:: Instructions for the task ::
Would you please copy each line of the listing that mentions "icon"?

:: Input ::
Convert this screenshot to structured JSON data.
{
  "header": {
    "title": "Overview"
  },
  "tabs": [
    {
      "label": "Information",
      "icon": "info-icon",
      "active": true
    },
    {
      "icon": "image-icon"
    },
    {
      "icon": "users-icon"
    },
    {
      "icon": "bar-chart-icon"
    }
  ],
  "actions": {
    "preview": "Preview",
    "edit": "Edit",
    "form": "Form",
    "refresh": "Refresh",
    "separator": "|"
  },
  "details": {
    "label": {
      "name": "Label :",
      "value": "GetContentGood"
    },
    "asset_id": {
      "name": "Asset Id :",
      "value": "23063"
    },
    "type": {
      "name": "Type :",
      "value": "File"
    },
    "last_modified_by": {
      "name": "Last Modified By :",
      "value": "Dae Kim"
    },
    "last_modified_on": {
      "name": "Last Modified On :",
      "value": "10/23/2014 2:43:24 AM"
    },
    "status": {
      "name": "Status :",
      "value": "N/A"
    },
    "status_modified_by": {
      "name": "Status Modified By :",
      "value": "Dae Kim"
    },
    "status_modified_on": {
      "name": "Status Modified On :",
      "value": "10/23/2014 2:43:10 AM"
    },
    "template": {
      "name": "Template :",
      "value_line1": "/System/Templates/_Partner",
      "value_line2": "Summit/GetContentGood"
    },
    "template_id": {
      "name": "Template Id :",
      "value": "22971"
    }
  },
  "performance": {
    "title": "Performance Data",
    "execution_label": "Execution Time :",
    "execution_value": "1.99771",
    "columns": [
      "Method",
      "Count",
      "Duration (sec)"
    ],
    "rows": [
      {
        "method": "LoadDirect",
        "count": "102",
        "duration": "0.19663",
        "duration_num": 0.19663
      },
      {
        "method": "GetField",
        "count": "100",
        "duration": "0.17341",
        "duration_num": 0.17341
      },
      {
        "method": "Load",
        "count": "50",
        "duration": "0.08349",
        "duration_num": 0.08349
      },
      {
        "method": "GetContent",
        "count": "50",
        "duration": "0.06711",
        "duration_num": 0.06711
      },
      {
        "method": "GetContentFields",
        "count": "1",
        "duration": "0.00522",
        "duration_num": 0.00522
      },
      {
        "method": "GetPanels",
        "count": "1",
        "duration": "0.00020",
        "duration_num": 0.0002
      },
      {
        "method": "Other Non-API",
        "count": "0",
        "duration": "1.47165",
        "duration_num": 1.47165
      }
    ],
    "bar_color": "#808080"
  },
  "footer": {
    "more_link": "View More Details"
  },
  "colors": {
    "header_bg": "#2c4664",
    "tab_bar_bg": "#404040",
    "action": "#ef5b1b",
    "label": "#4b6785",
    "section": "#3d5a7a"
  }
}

:: Answer to this task ::
      "icon": "info-icon",
      "icon": "image-icon"
      "icon": "users-icon"
      "icon": "bar-chart-icon"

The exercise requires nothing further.